I can’t speak for the UK, but in the US, your estate would be responsible. If there was an authorized co-signer, then that person could well be responsible as well.

Zev Steinhardt

So far as I can tell, debts you owe when you die become debts of your estate. Some may be covered by provision of life (i.e. death) insurance policies.

I know you didn’t ask for advice, but having that much open credit available can hurt you when you apply for a car loan, mortgage, etc. Even if you have no balance, they see how much you would be able to charge and that actually lowers your credit score.

I would seriously consider keeping 2 or 3 cards (at most) and closing the other accounts. Don’t just cut up the card, but contact the issuer and ask for your account to be closed, or it won’t register on your credit report.

I can tell you one thing about MBNA: when I arrived in Ireland and had no credit rating, and had been turned down for several CCs from banks already, I applied with MBNA just for the hell of it, and to my surprise was issued with a card. When it arrived it had my surname spelled wrong. I am almost certain this is the only reason I got it.

I used it and paid it off over the course of a year, then got the name changed to my correct surname, and my credit became good. Bizarre is what I call it.

Oh, and by “bizarre” I mean “grasping and incompetent”.

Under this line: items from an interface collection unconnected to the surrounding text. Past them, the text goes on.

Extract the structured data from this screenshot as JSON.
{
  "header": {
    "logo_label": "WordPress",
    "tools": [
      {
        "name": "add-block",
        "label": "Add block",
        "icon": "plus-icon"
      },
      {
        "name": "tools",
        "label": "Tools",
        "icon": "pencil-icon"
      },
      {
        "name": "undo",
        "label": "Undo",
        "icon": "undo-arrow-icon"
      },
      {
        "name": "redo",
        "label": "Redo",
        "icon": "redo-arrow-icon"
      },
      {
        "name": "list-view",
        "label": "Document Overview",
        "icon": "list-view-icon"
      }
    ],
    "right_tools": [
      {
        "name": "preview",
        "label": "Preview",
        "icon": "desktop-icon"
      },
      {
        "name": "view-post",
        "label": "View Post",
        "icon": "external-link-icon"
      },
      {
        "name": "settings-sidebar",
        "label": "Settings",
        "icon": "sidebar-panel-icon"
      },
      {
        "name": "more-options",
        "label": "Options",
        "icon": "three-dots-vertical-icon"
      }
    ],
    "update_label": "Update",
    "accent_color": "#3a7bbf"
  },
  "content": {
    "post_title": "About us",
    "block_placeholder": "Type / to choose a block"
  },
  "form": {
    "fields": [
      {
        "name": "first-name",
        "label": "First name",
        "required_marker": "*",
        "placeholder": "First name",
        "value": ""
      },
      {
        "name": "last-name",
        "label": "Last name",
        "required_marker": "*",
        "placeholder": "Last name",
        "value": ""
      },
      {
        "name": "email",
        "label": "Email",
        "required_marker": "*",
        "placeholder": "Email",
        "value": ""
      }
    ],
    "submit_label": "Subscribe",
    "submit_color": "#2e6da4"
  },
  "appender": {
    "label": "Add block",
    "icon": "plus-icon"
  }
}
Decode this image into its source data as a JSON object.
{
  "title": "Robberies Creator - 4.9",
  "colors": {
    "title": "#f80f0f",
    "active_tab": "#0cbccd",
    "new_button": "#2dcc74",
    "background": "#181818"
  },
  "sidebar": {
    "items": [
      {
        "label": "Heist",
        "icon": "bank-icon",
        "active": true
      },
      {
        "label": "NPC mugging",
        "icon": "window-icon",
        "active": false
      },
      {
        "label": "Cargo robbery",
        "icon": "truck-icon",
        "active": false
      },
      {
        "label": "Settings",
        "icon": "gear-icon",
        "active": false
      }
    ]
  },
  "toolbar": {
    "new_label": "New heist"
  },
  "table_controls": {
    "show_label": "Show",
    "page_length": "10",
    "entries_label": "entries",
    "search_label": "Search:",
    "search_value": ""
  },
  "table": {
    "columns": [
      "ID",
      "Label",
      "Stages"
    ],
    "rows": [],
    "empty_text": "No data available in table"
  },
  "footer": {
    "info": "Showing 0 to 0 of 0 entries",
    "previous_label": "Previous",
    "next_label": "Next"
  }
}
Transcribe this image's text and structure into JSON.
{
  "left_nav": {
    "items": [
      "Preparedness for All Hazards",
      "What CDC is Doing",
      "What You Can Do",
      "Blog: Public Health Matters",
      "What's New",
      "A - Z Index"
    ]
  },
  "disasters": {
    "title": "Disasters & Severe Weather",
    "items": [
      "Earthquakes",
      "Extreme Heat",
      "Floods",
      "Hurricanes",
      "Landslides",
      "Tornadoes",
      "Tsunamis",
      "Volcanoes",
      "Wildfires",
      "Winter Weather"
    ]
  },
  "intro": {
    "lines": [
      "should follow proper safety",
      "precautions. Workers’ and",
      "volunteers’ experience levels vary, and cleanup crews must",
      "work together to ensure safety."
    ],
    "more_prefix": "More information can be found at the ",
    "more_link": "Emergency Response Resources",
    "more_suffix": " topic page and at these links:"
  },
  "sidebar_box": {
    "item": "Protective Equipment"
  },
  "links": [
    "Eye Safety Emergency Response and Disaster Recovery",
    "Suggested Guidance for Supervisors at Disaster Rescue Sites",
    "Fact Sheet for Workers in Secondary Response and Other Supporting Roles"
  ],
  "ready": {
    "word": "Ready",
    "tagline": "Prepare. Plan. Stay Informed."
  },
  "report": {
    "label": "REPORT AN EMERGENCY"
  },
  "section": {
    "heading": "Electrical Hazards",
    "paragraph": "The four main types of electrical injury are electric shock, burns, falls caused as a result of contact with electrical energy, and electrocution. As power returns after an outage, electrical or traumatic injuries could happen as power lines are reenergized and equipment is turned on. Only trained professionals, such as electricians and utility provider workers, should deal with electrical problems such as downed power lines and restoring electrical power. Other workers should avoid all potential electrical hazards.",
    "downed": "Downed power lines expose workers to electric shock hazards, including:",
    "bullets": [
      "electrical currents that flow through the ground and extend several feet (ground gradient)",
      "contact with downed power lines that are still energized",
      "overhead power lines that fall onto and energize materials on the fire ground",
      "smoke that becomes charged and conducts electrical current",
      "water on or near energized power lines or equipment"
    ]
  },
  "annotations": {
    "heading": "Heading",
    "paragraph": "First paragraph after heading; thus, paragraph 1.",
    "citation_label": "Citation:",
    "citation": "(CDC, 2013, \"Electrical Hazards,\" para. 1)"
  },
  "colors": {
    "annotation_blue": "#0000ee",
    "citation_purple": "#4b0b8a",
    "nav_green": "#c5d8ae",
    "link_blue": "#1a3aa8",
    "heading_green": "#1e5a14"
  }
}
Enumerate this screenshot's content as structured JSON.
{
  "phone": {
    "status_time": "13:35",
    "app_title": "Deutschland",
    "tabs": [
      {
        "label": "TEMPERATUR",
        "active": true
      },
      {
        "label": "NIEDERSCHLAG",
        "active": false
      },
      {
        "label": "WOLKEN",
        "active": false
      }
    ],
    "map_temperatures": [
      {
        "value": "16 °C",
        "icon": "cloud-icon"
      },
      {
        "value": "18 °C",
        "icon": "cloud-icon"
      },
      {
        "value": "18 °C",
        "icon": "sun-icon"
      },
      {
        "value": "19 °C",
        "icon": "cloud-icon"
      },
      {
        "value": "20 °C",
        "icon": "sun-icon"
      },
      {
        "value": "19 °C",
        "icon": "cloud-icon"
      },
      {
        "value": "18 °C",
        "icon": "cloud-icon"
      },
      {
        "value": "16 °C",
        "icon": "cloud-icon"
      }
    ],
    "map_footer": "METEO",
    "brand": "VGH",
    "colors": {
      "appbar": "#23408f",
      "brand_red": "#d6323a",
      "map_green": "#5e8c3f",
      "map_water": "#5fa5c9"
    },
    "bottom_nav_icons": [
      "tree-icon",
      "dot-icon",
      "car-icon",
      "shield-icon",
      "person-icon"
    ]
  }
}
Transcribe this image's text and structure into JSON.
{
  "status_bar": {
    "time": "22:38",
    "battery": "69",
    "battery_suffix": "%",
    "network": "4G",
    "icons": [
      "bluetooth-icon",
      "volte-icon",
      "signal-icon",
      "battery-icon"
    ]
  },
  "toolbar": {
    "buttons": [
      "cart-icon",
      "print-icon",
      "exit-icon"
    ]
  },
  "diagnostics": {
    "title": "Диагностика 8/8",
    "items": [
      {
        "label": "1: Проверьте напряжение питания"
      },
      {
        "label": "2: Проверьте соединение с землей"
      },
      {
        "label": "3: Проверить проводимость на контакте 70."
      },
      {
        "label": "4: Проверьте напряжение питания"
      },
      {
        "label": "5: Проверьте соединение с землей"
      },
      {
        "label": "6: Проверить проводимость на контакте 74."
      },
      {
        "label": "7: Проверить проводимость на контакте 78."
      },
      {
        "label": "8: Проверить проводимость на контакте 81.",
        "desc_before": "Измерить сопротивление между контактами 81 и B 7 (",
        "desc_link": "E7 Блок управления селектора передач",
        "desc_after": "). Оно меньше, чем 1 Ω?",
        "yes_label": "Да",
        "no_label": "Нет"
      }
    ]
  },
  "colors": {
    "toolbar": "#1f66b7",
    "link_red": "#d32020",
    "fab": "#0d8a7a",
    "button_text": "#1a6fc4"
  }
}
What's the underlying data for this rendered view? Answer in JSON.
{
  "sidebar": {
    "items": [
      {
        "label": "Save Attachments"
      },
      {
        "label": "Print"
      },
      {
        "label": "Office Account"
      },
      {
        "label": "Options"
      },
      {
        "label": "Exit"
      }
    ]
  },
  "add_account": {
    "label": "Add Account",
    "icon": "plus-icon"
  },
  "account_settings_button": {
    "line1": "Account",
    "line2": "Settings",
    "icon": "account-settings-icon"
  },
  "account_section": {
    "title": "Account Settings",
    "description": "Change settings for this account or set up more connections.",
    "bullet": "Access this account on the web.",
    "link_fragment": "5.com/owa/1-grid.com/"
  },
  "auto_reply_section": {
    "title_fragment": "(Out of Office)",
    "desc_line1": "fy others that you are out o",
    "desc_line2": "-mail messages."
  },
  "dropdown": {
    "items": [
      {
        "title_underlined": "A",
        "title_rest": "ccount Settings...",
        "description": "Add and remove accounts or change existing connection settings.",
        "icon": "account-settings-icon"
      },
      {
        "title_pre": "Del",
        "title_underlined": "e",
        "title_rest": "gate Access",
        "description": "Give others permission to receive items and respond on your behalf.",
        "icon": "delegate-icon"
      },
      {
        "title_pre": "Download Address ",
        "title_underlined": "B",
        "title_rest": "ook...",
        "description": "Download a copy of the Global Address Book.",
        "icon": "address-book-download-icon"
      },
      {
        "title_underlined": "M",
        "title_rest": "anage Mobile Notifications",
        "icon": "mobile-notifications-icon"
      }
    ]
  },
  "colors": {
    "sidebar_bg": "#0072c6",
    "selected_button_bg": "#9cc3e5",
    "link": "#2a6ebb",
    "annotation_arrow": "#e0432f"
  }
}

Actually, this isn’t true. What is true is that more credit is easily granted to people who already have good credit histories and significant amounts of available credit. chowder’s utilization history and his debt-to-income ratio are much more important that just the sum total of his available credit.

You are welcome to think I’m full of it, but then I’d invite you to visit the forums at CreditBoards to discover otherwise. There are folks over there who discuss strategies for increasing their available credit all the time; many of the more successful ones report excellent credit histories (which sort of goes without saying) and total available credit as much as 6x their annual income, topping out over $250K. I personally think that’s getting a little crazy, but the fact that they are able to do it, while still carrying mortgages, car loans, etc., is enough evidence for me that your statement doesn’t hold water.

On a much smaller scale, I can see it as true for myself. I went through a really bad time financially some years back, totally tanked my credit. After a couple of years of slow and steady recovery (via paying down my debts), I was offered a couple of subprime credit cards. They were better than nothing, so I took them, and used them responsibly. I now have several prime credit cards in addition to the old ones, and I find that my creditors are doing the “match-her-other-card’s-limit” dance without my even asking, because they all want me to use their cards.

As to why a bank will issue more than one card: if you have good credit, a creditor won’t think too hard about it, because you’re a good risk. Also, are the terms of the cards exactly the same? Same benefits/rewards? Probably not.

Though most banks would still not issue more than thee cards to one person, Capital One is something of an exception. They actually have a policy of continuing to issue low-limit cards to people as the credit lines are used up, in part because it guarantees that the person’s credit score will stay lower (high utilization, in excess of 50%, really tanks your score) and so that person will remain attractive only to the subprime lending market. Nice and slimey, eh?

The world of credit is not one where “common sense” arguments operate. There is nothing wrong with having lots of credit available to you, as long as you use it responsibly. That is always the bottom line.

So before any of the people named in my will all my debts would have to be paid before they saw any benefit from my estate. This I understand and knew.

But a CC debt AFAIA does not constitute a “real” debt unless there is a co-signatory to the CC. I may be wrong here but that’s how I understand it to be.

I suppose I should have said that I have payment protection cover on all the cards.

So my question again is: If I maxed them all out would this PPC cover the total owed should I pop my clogs

I guess that depends on the terms of your PPC. I know little about the details of this; I suspect that “you’re fully covered no matter what” is one, but not the only, possibility.